● What the task requires: When scanning the data, count every line with "time" in it, and report only the resulting number.

● Saved entries:
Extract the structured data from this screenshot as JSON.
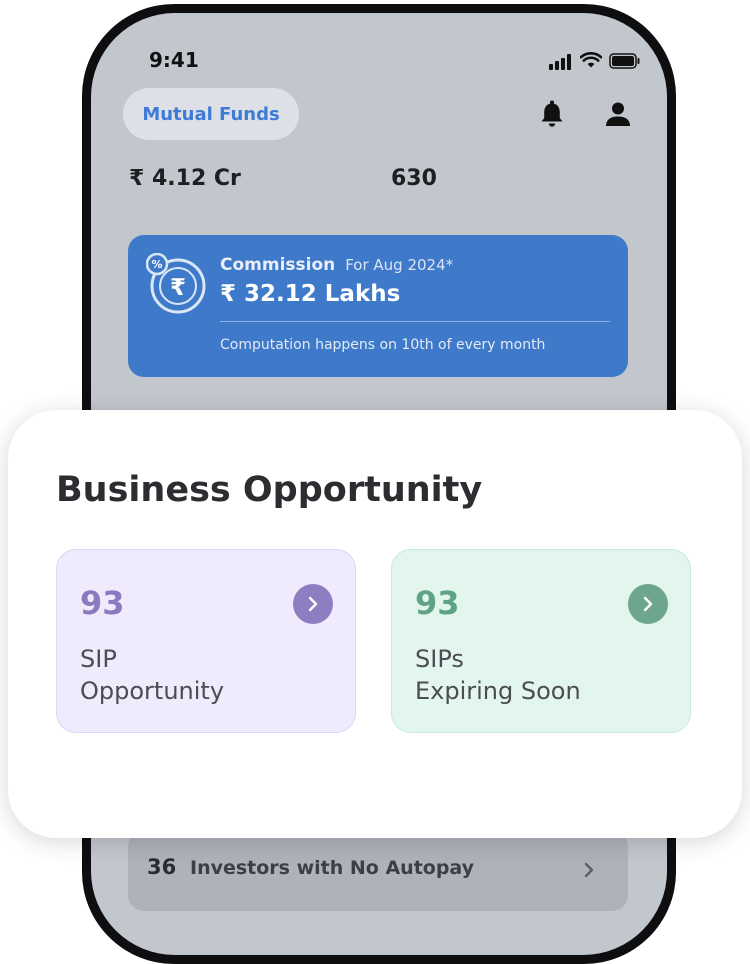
{
  "status_bar": {
    "time": "9:41"
  },
  "header": {
    "chip_label": "Mutual Funds",
    "icons": [
      "bell-icon",
      "user-icon"
    ]
  },
  "summary": {
    "aum": "₹ 4.12 Cr",
    "count": "630"
  },
  "commission": {
    "title": "Commission",
    "period": "For Aug 2024*",
    "value": "₹ 32.12 Lakhs",
    "note": "Computation happens on 10th of every month",
    "icon": "rupee-percent-icon"
  },
  "business_opportunity": {
    "title": "Business Opportunity",
    "tiles": [
      {
        "count": "93",
        "label_line1": "SIP",
        "label_line2": "Opportunity",
        "color": "#8c7ec1"
      },
      {
        "count": "93",
        "label_line1": "SIPs",
        "label_line2": "Expiring Soon",
        "color": "#6ea58d"
      }
    ]
  },
  "autopay": {
    "count": "36",
    "label": "Investors with No Autopay"
  },
  "colors": {
    "accent": "#3e7ac9",
    "screen_bg": "#c2c6cd"
  }
}
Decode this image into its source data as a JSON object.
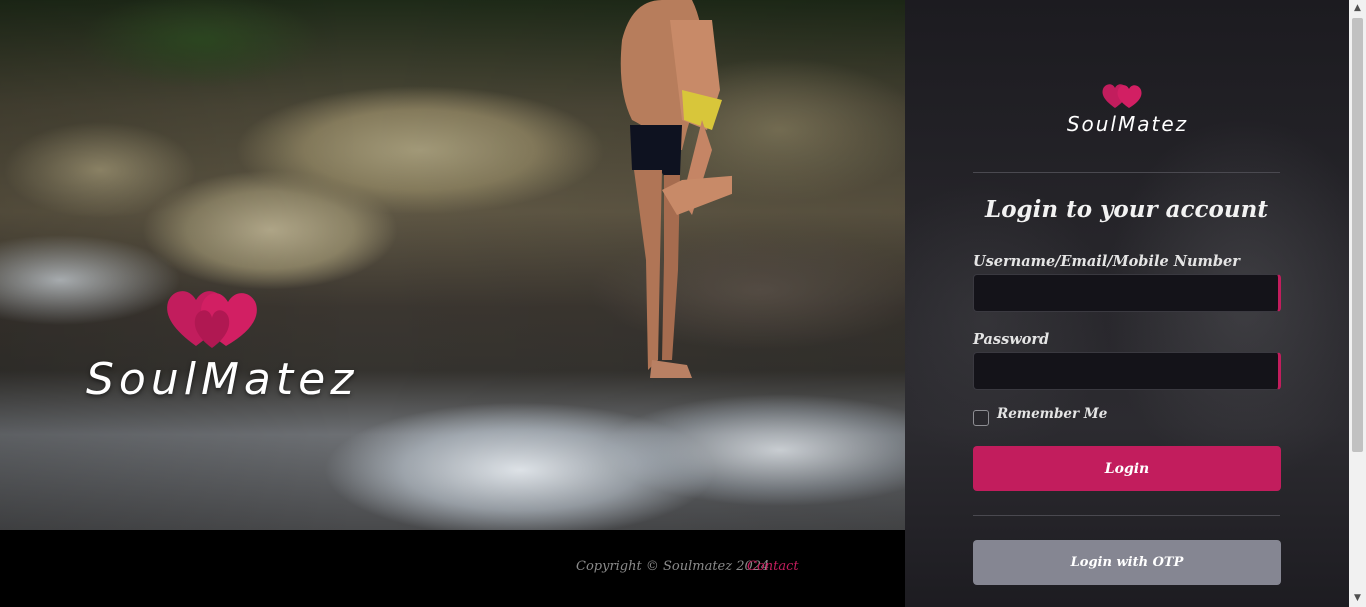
{
  "brand": {
    "name": "SoulMatez",
    "accent_color": "#c21d5d",
    "logo_icon": "double-heart-icon"
  },
  "login_form": {
    "title": "Login to your account",
    "username_label": "Username/Email/Mobile Number",
    "username_value": "",
    "password_label": "Password",
    "password_value": "",
    "remember_label": "Remember Me",
    "remember_checked": false,
    "login_button": "Login",
    "otp_button": "Login with OTP"
  },
  "footer": {
    "copyright": "Copyright © Soulmatez 2024",
    "contact_link": "Contact"
  }
}
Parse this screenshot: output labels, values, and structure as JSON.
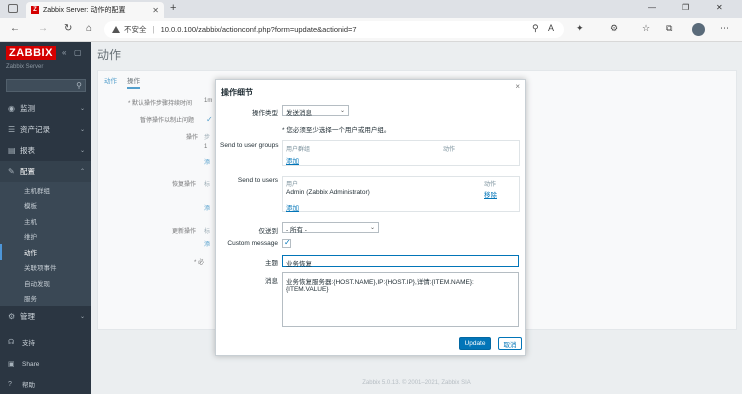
{
  "browser": {
    "tab_title": "Zabbix Server: 动作的配置",
    "tab_favicon_letter": "Z",
    "insecure_label": "不安全",
    "url": "10.0.0.100/zabbix/actionconf.php?form=update&actionid=7"
  },
  "sidebar": {
    "logo": "ZABBIX",
    "server_name": "Zabbix Server",
    "menu": [
      {
        "label": "监测",
        "icon": "eye-icon"
      },
      {
        "label": "资产记录",
        "icon": "list-icon"
      },
      {
        "label": "报表",
        "icon": "chart-icon"
      },
      {
        "label": "配置",
        "icon": "wrench-icon"
      }
    ],
    "submenu": [
      "主机群组",
      "模板",
      "主机",
      "维护",
      "动作",
      "关联项事件",
      "自动发现",
      "服务"
    ],
    "admin": "管理",
    "bottom": [
      "支持",
      "Share",
      "帮助"
    ]
  },
  "main": {
    "title": "动作",
    "tabs": [
      "动作",
      "操作"
    ],
    "bg_labels": [
      "* 默认操作步骤持续时间",
      "暂停操作以制止问题",
      "操作",
      "恢复操作",
      "更新操作"
    ],
    "bg_fragments": [
      "1m",
      "步",
      "1",
      "添",
      "标",
      "添",
      "标",
      "添",
      "* 必"
    ],
    "footer": "Zabbix 5.0.13. © 2001–2021, Zabbix SIA"
  },
  "modal": {
    "title": "操作细节",
    "op_type_label": "操作类型",
    "op_type_value": "发送消息",
    "required_note": "* 您必须至少选择一个用户或用户组。",
    "groups_label": "Send to user groups",
    "groups_col_group": "用户群组",
    "groups_col_action": "动作",
    "groups_add": "添加",
    "users_label": "Send to users",
    "users_col_user": "用户",
    "users_col_action": "动作",
    "user_row": "Admin (Zabbix Administrator)",
    "user_remove": "移除",
    "users_add": "添加",
    "send_only_label": "仅送到",
    "send_only_value": "- 所有 -",
    "custom_msg_label": "Custom message",
    "custom_msg_checked": true,
    "subject_label": "主题",
    "subject_value": "业务恢复",
    "message_label": "消息",
    "message_value": "业务恢复服务器:{HOST.NAME},IP:{HOST.IP},详情:{ITEM.NAME}:{ITEM.VALUE}",
    "update_btn": "Update",
    "cancel_btn": "取消"
  },
  "colors": {
    "sidebar_bg": "#2b3642",
    "accent": "#0275b8",
    "logo_red": "#d40000"
  }
}
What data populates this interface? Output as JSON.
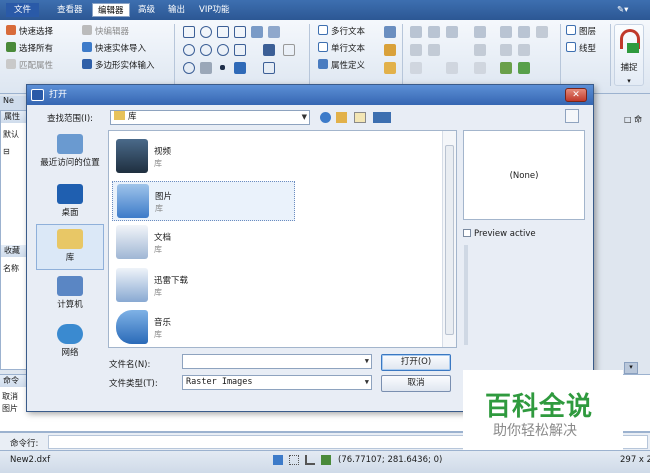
{
  "menubar": {
    "tabs": [
      "文件",
      "查看器",
      "编辑器",
      "高级",
      "输出",
      "VIP功能"
    ],
    "active_tab": "编辑器"
  },
  "ribbon": {
    "col1": [
      "快速选择",
      "选择所有",
      "匹配属性"
    ],
    "col2": [
      "快编辑器",
      "快速实体导入",
      "多边形实体输入"
    ],
    "col3": [
      "多行文本",
      "单行文本",
      "属性定义"
    ],
    "col4": [
      "图层",
      "线型"
    ],
    "capture_label": "捕捉"
  },
  "bg_panels": {
    "tab_label": "Ne",
    "attr_label": "属性",
    "default_label": "默认",
    "collect_label": "收藏",
    "name_label": "名称",
    "cmd_header": "命令",
    "log_lines": [
      "取消",
      "图片"
    ],
    "right_tab": "□ 命"
  },
  "dialog": {
    "title": "打开",
    "look_in_label": "查找范围(I):",
    "look_in_value": "库",
    "places": [
      "最近访问的位置",
      "桌面",
      "库",
      "计算机",
      "网络"
    ],
    "selected_place": "库",
    "files": [
      {
        "name": "视频",
        "sub": "库"
      },
      {
        "name": "图片",
        "sub": "库"
      },
      {
        "name": "文档",
        "sub": "库"
      },
      {
        "name": "迅雷下载",
        "sub": "库"
      },
      {
        "name": "音乐",
        "sub": "库"
      }
    ],
    "selected_file": "图片",
    "preview_text": "(None)",
    "preview_active_label": "Preview active",
    "filename_label": "文件名(N):",
    "filename_value": "",
    "filetype_label": "文件类型(T):",
    "filetype_value": "Raster Images",
    "open_label": "打开(O)",
    "cancel_label": "取消"
  },
  "command": {
    "label": "命令行:",
    "value": ""
  },
  "status": {
    "filename": "New2.dxf",
    "coords": "(76.77107; 281.6436; 0)",
    "size": "297 x 2"
  },
  "watermark": {
    "title": "百科全说",
    "subtitle": "助你轻松解决"
  },
  "colors": {
    "accent": "#3566b2",
    "watermark_green": "#2f9a3e"
  }
}
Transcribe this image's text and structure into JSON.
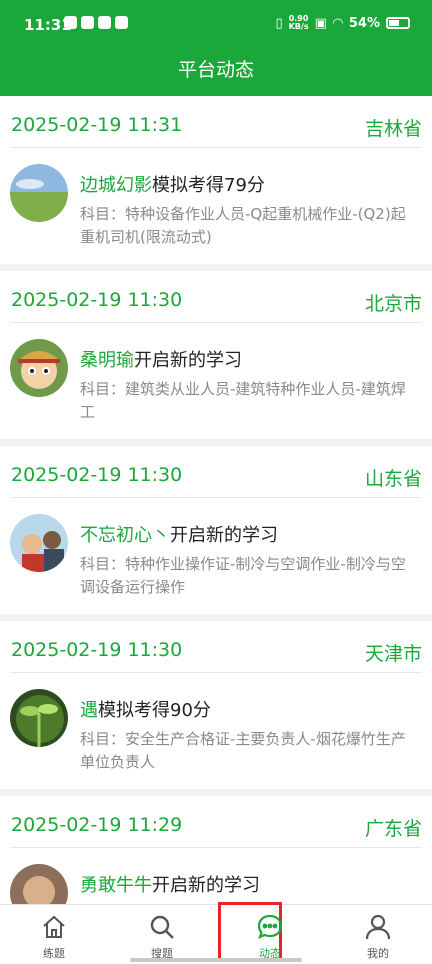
{
  "status_bar": {
    "time": "11:31",
    "net_speed_top": "0.90",
    "net_speed_unit": "KB/s",
    "battery": "54%"
  },
  "header": {
    "title": "平台动态"
  },
  "feed": [
    {
      "time": "2025-02-19 11:31",
      "place": "吉林省",
      "user": "边城幻影",
      "action": "模拟考得79分",
      "subject": "科目：特种设备作业人员-Q起重机械作业-(Q2)起重机司机(限流动式)"
    },
    {
      "time": "2025-02-19 11:30",
      "place": "北京市",
      "user": "桑明瑜",
      "action": "开启新的学习",
      "subject": "科目：建筑类从业人员-建筑特种作业人员-建筑焊工"
    },
    {
      "time": "2025-02-19 11:30",
      "place": "山东省",
      "user": "不忘初心丶",
      "action": "开启新的学习",
      "subject": "科目：特种作业操作证-制冷与空调作业-制冷与空调设备运行操作"
    },
    {
      "time": "2025-02-19 11:30",
      "place": "天津市",
      "user": "遇",
      "action": "模拟考得90分",
      "subject": "科目：安全生产合格证-主要负责人-烟花爆竹生产单位负责人"
    },
    {
      "time": "2025-02-19 11:29",
      "place": "广东省",
      "user": "勇敢牛牛",
      "action": "开启新的学习",
      "subject": ""
    }
  ],
  "tabbar": {
    "tabs": [
      {
        "label": "练题",
        "icon": "home-icon"
      },
      {
        "label": "搜题",
        "icon": "search-icon"
      },
      {
        "label": "动态",
        "icon": "chat-bubble-icon"
      },
      {
        "label": "我的",
        "icon": "user-icon"
      }
    ],
    "active": "动态"
  },
  "colors": {
    "brand_green": "#1aa83a",
    "highlight_red": "#e8212b"
  }
}
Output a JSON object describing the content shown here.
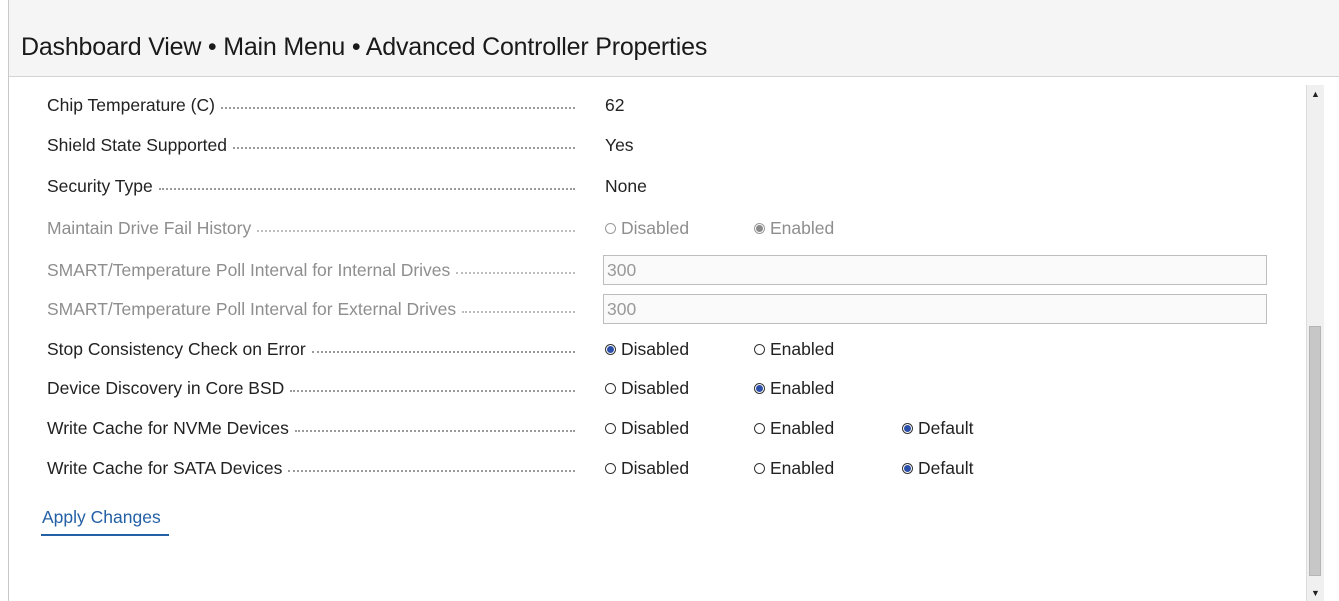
{
  "header": {
    "breadcrumb": "Dashboard View • Main Menu • Advanced Controller Properties"
  },
  "properties": [
    {
      "label": "Chip Temperature (C)",
      "value": "62"
    },
    {
      "label": "Shield State Supported",
      "value": "Yes"
    },
    {
      "label": "Security Type",
      "value": "None"
    },
    {
      "label": "Maintain Drive Fail History",
      "option1": "Disabled",
      "option2": "Enabled",
      "selected": "Enabled",
      "disabled": true
    },
    {
      "label": "SMART/Temperature Poll Interval for Internal Drives",
      "input_value": "300",
      "disabled": true
    },
    {
      "label": "SMART/Temperature Poll Interval for External Drives",
      "input_value": "300",
      "disabled": true
    },
    {
      "label": "Stop Consistency Check on Error",
      "option1": "Disabled",
      "option2": "Enabled",
      "selected": "Disabled"
    },
    {
      "label": "Device Discovery in Core BSD",
      "option1": "Disabled",
      "option2": "Enabled",
      "selected": "Enabled"
    },
    {
      "label": "Write Cache for NVMe Devices",
      "option1": "Disabled",
      "option2": "Enabled",
      "option3": "Default",
      "selected": "Default"
    },
    {
      "label": "Write Cache for SATA Devices",
      "option1": "Disabled",
      "option2": "Enabled",
      "option3": "Default",
      "selected": "Default"
    }
  ],
  "actions": {
    "apply_label": "Apply Changes"
  },
  "scrollbar": {
    "up_icon": "arrow-up-icon",
    "down_icon": "arrow-down-icon"
  }
}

● Your solution: 7